Jielong-3 Maiden Launch

China Rocket, a subsidiary of the state-owned China Academy of Launch Vehicle Technology (CALT), launched the Jielong-3 (Smart Dragon-3) rocket on its maiden flight on Dec. 9 from a platform in the Yellow Sea. The rideshare mission carried 14 payloads.

Jielong-3 Maiden Launch

Huoju-1 (Torch-1)AstrobiologyRocket PiChina
Jiaotong-5 (HEAD-2H)Earth observationHEAD Aerospace GroupChina
Jilin-1 Gaofen-03D 44–50Earth observationChang Guang Satellite TechnologyChina
Jilin-1 Pingtai-01A 01Earth observation, communicationsChang Guang Satellite TechnologyChina
Fengtai Shaonian-2 (CAS-5A)EducationFengtai District secondary schoolsChina
Golden Bauhinia-1 05Earth observationHong Kong Aerospace Science & TechnologyChina
Golden Bauhinia-1 06Earth observationHong Kong Aerospace Science & TechnologyChina
Tianqi-7Internet of ThingsGuodian GaokeChina

The 31-meter tall rocket is designed to lift up to 1,500 kg (3,307 lb) into a 500 km (311-mile) high sun-synchronous orbit. Reports say the four-stage, solid-fuel booster is targeting the market for satellite constellations with the capacity to launch up to 20 satellites at a time.

Jielong-3 is designed to reduce unit costs of payloads to orbit to $10,000 per kilogram ($4,536 per pound). The booster can be launched from both both land and an ocean platform.

Other Launches

A Chinese Long March 2D rocket launched the Gaofen 5-01A Earth observation satellite for the China Academy of Space Technology.

A Kuaizhou-11 booster launched the Xingyun Jiaotong VDES satellite for Xingyun from the Jiuquan Satellite Launch Center.

Launches for the Year

Barring a massive surge of launches by China this month, the United States will end the year with the highest number of orbital attempts.

Orbital Launches
Through Dec. 11, 2022

NationSuccessesFailuresPartial FailuresTotalPercentage of Total
United States79218247.4
South Korea10010.6

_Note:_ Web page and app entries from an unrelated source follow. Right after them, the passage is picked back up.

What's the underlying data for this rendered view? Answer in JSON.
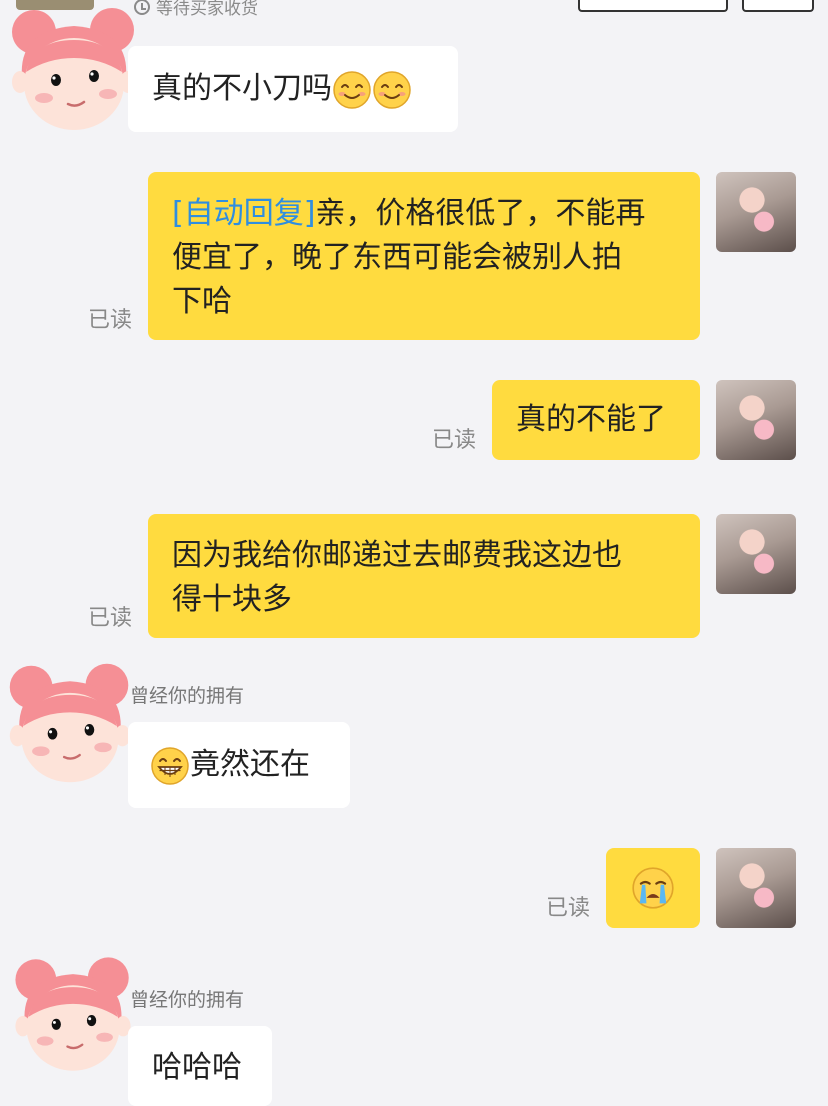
{
  "header": {
    "status_text": "等待买家收货"
  },
  "colors": {
    "background": "#f3f3f6",
    "self_bubble": "#ffdb3f",
    "other_bubble": "#ffffff",
    "auto_reply_tag": "#2f8ee0",
    "read_label": "#888888"
  },
  "messages": [
    {
      "side": "left",
      "text": "真的不小刀吗",
      "emojis": [
        "smile-emoji",
        "smile-emoji"
      ]
    },
    {
      "side": "right",
      "tag": "[自动回复]",
      "text_line1": "亲，价格很低了，不能再",
      "text_line2": "便宜了，晚了东西可能会被别人拍",
      "text_line3": "下哈",
      "read": "已读"
    },
    {
      "side": "right",
      "text": "真的不能了",
      "read": "已读"
    },
    {
      "side": "right",
      "text_line1": "因为我给你邮递过去邮费我这边也",
      "text_line2": "得十块多",
      "read": "已读"
    },
    {
      "side": "left",
      "sender": "曾经你的拥有",
      "text": "竟然还在",
      "emojis": [
        "grin-emoji"
      ]
    },
    {
      "side": "right",
      "read": "已读",
      "emojis": [
        "crying-emoji"
      ]
    },
    {
      "side": "left",
      "sender": "曾经你的拥有",
      "text": "哈哈哈"
    }
  ]
}
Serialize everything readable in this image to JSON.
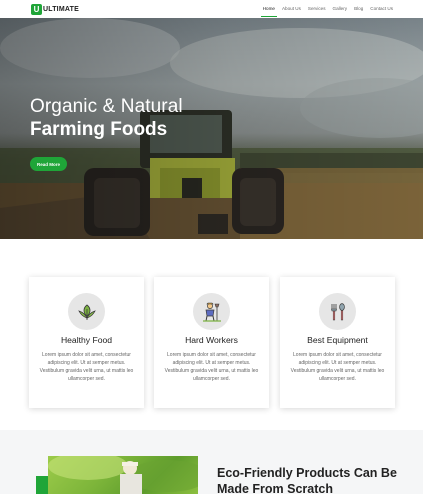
{
  "logo": {
    "mark": "U",
    "text": "ULTIMATE"
  },
  "nav": {
    "items": [
      {
        "label": "Home",
        "active": true
      },
      {
        "label": "About Us",
        "active": false
      },
      {
        "label": "Services",
        "active": false
      },
      {
        "label": "Gallery",
        "active": false
      },
      {
        "label": "Blog",
        "active": false
      },
      {
        "label": "Contact Us",
        "active": false
      }
    ]
  },
  "hero": {
    "eyebrow": "",
    "title_line1": "Organic & Natural",
    "title_line2": "Farming Foods",
    "button_label": "Read More"
  },
  "features": [
    {
      "icon": "plant-icon",
      "title": "Healthy Food",
      "text": "Lorem ipsum dolor sit amet, consectetur adipiscing elit. Ut at semper metus. Vestibulum gravida velit urna, ut mattis leo ullamcorper sed."
    },
    {
      "icon": "farmer-icon",
      "title": "Hard Workers",
      "text": "Lorem ipsum dolor sit amet, consectetur adipiscing elit. Ut at semper metus. Vestibulum gravida velit urna, ut mattis leo ullamcorper sed."
    },
    {
      "icon": "fork-spoon-icon",
      "title": "Best Equipment",
      "text": "Lorem ipsum dolor sit amet, consectetur adipiscing elit. Ut at semper metus. Vestibulum gravida velit urna, ut mattis leo ullamcorper sed."
    }
  ],
  "section2": {
    "title_line1": "Eco-Friendly Products Can Be",
    "title_line2": "Made From Scratch"
  },
  "colors": {
    "accent": "#1fa538",
    "text_dark": "#222222",
    "text_muted": "#666666"
  }
}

SpaceX leads the world with 56 launches, two fewer than China’s total. Elon Musk’s company has five more launches scheduled before the end of the year as it attempts to reach 60 flights. One of the launches is the Transporter-6 rideshare mission with more than 60 payloads aboard.

Other scheduled U.S. launches include Rocket Lab’s Electron first flight from the Mid-Atlantic Regional Spaceport in Virginia, and the maiden flight of ABL Space’s RS1 rocket from the Pacific Spaceport Complex – Alaska. Virgin Orbit might launch a mission from Spaceport Cornwall in England after Christmas.

China is set to launch at least five more times this year. Europe has single launches of the Ariane 5 and Vega-C boosters scheduled. A private Indian company might attempt a launch later this month.

Russia has said it has completed its final launch of 2022. Japan and South Korea appear to be done for the year as well. Whether Iran will launch again before 2023 is unknown.

Leave a Reply